The efforts to upgrade UMFO
training are the latest iterations of
the program to bring naval aviation
training into the digital age, which
began in the late 1990s with the
“glass cockpit” T-45C improvement
over the dial and gauge instrument
panels of the T-45A and T-2C.
As of late June, Boeing had built
83 T-45As and 127 T-45Cs, with 11
more T-45Cs to be built by the end of
2009. Five T-45As have been upgraded to the T-45C configurations, and
the Navy has scheduled an additional 67 T-45As for the T-45C upgrade.
Doss said the Navy is studying
requirements for a follow-on undergraduate jet trainer to succeed the
T-45C. The designation T-45D was
used by a Navy official in a presentation at the Navy League’s Sea-Air-Space Exposition in March, but the
Navy and Boeing insist the T-45D is
“All of our industry partners are working with the
Navy right now to define the requirements for the
future trainer,” Wilson said. “Anything beyond that is
probably predecisional right now.
In a manner similar to the T- 45, the Navy also is
procuring an upgraded version of the T-6A Texan II —
used in UMFO navigation training, as well as pilot training by the Air Force — to the T-6B for pilot training.
“The T-6A and T-6B will have 90 percent commonality, with the primary difference being the incorporation of an advanced avionics suite in the T-6B,” Doss
said. “The T-6B offers a glass cockpit configuration
with three multifunction displays, an upfront control
panel and a heads-up display.
“These avionics upgrades will provide students an
introduction to follow-on advanced training aircraft
and fleet aircraft digital cockpits while supporting
resolution of several T-6A obsolescence issues,” he
said. “The advanced avionics of the T-6B will enhance
crew situational awareness and crew resource management. The use of digital avionics and multifunction displays also will reduce inventory part counts
and increase availability by addressing technological
The Navy’s first T-6Bs are slated for delivery to
Training Air Wing Five at Naval Air Station Whiting
Field, Fla., in summer 2009.
The Navy also is upgrading its 54 T-44A Pegasus
multi-engine training aircraft to the T-44C configuration with the Rockwell Collins Pro Line 21 digital inte-

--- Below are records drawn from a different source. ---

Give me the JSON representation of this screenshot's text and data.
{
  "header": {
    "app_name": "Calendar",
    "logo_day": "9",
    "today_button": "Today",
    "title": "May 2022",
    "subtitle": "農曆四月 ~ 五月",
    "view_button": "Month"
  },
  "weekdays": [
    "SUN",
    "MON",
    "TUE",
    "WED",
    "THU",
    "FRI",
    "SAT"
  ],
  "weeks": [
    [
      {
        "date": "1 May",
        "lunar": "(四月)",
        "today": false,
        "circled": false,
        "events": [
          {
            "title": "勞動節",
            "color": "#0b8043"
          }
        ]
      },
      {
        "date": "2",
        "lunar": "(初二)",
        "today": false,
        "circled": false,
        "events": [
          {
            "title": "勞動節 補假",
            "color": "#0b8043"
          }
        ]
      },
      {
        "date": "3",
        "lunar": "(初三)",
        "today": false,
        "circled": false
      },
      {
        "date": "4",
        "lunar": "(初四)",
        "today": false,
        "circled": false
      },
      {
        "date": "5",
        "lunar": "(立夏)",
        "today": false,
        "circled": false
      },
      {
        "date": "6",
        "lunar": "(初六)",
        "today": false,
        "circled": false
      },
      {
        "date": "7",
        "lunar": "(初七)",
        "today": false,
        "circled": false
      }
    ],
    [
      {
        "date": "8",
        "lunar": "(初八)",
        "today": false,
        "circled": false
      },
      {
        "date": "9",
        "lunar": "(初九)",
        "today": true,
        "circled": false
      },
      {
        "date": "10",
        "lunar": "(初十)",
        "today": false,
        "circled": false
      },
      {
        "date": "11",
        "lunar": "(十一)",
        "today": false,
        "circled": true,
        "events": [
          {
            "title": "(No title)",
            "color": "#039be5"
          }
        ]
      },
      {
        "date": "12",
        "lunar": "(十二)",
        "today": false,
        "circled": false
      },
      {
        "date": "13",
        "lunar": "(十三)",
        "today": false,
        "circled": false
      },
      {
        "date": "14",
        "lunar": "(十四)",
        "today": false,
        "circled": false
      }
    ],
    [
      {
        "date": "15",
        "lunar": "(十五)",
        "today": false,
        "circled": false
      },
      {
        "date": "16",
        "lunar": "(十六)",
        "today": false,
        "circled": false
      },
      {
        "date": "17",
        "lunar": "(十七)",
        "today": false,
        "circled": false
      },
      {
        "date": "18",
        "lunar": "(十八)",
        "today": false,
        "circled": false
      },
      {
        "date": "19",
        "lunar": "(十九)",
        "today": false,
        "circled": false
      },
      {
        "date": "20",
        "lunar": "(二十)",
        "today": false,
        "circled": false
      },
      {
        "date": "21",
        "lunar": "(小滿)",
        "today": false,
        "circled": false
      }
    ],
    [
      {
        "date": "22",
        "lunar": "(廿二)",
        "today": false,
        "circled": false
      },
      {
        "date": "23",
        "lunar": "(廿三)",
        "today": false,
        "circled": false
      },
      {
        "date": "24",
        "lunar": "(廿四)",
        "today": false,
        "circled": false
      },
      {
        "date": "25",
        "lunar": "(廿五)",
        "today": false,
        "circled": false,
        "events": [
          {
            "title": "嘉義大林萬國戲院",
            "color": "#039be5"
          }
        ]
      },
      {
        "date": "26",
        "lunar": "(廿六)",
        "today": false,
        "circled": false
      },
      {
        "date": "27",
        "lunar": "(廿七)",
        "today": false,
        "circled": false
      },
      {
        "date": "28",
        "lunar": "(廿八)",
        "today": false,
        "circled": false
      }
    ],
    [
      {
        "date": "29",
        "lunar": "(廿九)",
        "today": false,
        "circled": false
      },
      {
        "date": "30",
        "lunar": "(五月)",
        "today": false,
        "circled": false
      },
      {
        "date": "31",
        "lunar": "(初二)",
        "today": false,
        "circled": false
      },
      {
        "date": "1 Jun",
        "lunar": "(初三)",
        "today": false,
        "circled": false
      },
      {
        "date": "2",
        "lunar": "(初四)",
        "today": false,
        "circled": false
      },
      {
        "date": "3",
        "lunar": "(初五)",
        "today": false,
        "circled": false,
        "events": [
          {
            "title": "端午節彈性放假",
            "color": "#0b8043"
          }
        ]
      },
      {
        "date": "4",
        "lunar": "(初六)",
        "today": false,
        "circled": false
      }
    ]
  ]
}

The Virtual Mission Training System will be used to train “backseaters,” or
weapon system operators, who will go on to fly in F/A-18D Hornet, F/A-18F
Super Hornet, EA-18G Growler and F-15E Strike Eagle aircraft. An F/A-18F
assigned to Strike Fighter Squadron 2 is shown here in April flying above the aircraft carrier USS Abraham Lincoln in the Indian Ocean.
grated avionics package. The Pro Line 21 includes two
10-inch by 8-inch high-resolution, liquid crystal primary flight displays and one multifunction display,
which includes a moving map.
Training Air Wing Four at Naval Air Station Corpus
Christi, Texas, has accepted delivery of 12 T-44Cs and
expects to receive the remaining 42 conversions by the
end of 2012.
Undergraduate helicopter pilot training for the
Navy, Marine Corps and Coast Guard, currently conducted using TH-57B/C Sea Ranger helicopters, will
enter the digital age when they are upgraded to the
The Navy expects the sum of these digital modernizations will produce more capable and technologically prepared naval aviators and flight officers, ready for the
“challenges and complexities of managing advanced
flight and weapon systems in fleet platforms,” Doss said,
while accomplishing that goal at a reduced cost.
“Cost-effective ground and air simulation technologies … [will provide] training environments that can
exceed the traditional limitations of real systems, and
which in turn provide flexibility in tailoring or modifying the training environment or content in the future
without major platform upgrades,” he said.
Doss also said that digital cockpits “will provide
increased capability, and enhance situational awareness and crew resource management, increasing safety
and developing required habit patterns to optimally
manage advanced flight and weapon systems in fleet